*** Opening of Supplied material ***

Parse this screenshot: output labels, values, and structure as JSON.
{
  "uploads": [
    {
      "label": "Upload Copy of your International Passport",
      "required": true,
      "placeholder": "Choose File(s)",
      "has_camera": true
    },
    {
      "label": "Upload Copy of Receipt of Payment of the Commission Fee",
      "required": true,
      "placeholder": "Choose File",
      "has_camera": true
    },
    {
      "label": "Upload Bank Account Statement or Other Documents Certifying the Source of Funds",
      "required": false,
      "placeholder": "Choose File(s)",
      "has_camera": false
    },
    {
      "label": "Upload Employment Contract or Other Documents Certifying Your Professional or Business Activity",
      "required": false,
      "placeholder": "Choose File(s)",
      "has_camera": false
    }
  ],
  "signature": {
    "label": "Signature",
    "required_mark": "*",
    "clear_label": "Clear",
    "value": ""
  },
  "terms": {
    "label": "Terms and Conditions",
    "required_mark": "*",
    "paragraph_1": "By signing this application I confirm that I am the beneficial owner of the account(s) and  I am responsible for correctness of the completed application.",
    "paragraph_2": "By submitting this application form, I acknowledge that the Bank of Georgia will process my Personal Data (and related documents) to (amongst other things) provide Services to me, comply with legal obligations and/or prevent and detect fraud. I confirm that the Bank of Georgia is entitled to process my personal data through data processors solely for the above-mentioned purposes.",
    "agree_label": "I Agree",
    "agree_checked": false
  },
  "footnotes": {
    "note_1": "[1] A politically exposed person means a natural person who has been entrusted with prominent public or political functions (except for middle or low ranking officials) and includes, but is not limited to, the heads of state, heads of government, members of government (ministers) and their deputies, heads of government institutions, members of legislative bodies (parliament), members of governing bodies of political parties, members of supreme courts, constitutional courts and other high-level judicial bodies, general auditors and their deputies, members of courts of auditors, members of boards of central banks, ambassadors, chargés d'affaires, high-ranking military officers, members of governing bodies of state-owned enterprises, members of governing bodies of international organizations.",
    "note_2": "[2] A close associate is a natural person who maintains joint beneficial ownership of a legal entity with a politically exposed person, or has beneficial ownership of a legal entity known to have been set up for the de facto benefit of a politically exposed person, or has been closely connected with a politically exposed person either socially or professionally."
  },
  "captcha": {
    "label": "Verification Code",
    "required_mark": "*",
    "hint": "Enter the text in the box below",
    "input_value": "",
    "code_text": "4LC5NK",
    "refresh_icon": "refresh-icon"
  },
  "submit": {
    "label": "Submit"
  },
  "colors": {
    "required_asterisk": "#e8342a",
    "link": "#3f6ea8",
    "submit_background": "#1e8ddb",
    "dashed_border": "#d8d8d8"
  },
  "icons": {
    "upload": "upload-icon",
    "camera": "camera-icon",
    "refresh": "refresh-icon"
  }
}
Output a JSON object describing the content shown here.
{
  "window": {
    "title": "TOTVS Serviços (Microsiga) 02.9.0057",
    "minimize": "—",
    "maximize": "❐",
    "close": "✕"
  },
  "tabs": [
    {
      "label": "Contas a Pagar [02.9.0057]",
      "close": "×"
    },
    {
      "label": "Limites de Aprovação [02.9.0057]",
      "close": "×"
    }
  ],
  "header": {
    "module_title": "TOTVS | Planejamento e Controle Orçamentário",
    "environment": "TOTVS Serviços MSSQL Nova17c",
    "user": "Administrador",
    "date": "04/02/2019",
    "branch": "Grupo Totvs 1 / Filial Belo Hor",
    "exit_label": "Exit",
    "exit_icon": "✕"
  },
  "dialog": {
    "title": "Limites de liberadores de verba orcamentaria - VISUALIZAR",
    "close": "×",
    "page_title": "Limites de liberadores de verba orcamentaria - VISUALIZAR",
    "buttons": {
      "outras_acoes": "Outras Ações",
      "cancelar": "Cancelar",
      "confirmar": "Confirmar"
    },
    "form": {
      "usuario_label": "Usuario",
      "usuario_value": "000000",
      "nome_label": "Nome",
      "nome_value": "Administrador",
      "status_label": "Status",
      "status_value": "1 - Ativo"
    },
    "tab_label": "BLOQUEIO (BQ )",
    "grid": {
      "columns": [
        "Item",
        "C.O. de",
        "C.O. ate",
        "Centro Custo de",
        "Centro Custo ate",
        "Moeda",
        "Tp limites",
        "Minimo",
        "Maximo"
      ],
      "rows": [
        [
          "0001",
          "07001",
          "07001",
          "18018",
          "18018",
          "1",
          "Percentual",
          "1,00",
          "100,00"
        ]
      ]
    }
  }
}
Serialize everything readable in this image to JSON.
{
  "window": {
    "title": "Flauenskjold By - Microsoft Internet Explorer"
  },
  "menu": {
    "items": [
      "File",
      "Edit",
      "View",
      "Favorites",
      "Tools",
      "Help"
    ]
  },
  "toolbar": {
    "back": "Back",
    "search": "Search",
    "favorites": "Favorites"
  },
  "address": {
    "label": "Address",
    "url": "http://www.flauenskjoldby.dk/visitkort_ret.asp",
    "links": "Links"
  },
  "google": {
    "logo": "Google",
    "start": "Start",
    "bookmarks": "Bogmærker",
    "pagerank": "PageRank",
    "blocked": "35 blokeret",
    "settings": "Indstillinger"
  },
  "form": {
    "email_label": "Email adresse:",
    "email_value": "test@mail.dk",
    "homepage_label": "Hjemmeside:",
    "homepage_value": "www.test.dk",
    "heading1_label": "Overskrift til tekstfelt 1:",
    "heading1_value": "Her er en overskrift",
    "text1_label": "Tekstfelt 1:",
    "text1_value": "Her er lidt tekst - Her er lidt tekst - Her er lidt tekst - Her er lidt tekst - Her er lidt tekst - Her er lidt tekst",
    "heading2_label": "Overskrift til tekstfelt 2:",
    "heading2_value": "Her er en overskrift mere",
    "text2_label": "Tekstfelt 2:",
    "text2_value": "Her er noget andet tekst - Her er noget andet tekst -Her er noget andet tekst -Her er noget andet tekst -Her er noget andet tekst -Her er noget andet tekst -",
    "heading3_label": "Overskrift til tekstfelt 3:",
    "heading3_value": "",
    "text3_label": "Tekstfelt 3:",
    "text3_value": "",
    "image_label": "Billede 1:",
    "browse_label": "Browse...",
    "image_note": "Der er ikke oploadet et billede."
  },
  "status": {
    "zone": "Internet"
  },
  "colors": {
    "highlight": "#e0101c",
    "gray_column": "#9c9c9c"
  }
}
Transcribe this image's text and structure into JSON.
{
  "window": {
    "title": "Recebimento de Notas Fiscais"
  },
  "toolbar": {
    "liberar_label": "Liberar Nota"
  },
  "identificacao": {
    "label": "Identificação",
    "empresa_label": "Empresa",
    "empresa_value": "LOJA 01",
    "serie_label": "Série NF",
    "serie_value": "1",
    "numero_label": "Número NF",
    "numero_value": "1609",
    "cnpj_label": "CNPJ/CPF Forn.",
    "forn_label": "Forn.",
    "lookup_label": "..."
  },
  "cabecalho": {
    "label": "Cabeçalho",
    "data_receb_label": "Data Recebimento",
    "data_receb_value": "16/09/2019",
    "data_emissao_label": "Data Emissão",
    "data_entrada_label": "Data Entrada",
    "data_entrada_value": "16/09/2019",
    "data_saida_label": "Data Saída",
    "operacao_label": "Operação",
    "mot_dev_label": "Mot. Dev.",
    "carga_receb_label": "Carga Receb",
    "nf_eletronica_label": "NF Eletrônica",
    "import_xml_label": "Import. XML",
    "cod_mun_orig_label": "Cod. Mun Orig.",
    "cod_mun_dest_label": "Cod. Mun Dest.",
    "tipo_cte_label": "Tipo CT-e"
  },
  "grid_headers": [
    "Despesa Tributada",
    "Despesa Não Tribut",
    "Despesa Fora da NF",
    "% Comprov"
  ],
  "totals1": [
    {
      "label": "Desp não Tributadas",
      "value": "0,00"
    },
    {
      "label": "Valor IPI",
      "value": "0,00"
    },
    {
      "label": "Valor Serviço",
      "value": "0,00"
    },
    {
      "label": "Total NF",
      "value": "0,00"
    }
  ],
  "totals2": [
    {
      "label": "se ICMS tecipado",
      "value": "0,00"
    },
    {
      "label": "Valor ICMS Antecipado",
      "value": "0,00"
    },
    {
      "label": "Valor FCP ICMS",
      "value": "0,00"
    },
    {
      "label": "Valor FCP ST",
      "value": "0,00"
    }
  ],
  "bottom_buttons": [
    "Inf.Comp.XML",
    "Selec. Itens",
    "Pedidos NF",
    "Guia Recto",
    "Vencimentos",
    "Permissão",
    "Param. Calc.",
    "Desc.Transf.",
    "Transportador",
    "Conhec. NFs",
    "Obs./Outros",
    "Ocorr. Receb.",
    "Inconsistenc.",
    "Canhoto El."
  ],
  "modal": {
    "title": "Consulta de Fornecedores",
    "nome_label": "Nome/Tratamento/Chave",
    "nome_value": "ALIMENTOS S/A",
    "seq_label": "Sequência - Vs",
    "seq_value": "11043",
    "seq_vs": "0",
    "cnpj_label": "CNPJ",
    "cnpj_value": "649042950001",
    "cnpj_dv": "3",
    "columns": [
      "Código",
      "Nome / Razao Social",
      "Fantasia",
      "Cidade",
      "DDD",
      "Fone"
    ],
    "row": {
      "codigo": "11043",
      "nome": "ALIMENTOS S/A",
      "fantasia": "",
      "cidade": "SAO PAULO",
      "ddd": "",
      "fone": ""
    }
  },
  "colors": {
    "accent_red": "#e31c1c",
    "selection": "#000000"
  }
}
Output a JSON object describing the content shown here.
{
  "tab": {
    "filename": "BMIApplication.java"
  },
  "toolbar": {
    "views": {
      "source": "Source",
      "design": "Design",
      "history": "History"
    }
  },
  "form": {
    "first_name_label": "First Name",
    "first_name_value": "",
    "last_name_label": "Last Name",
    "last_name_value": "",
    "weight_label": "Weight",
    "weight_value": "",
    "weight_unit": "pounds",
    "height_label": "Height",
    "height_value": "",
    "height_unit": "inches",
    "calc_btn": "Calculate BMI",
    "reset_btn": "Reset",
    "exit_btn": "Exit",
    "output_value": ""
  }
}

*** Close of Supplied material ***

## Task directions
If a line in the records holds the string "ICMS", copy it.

## Answer to the exercise
      "label": "se ICMS tecipado",
      "label": "Valor ICMS Antecipado",
      "label": "Valor FCP ICMS",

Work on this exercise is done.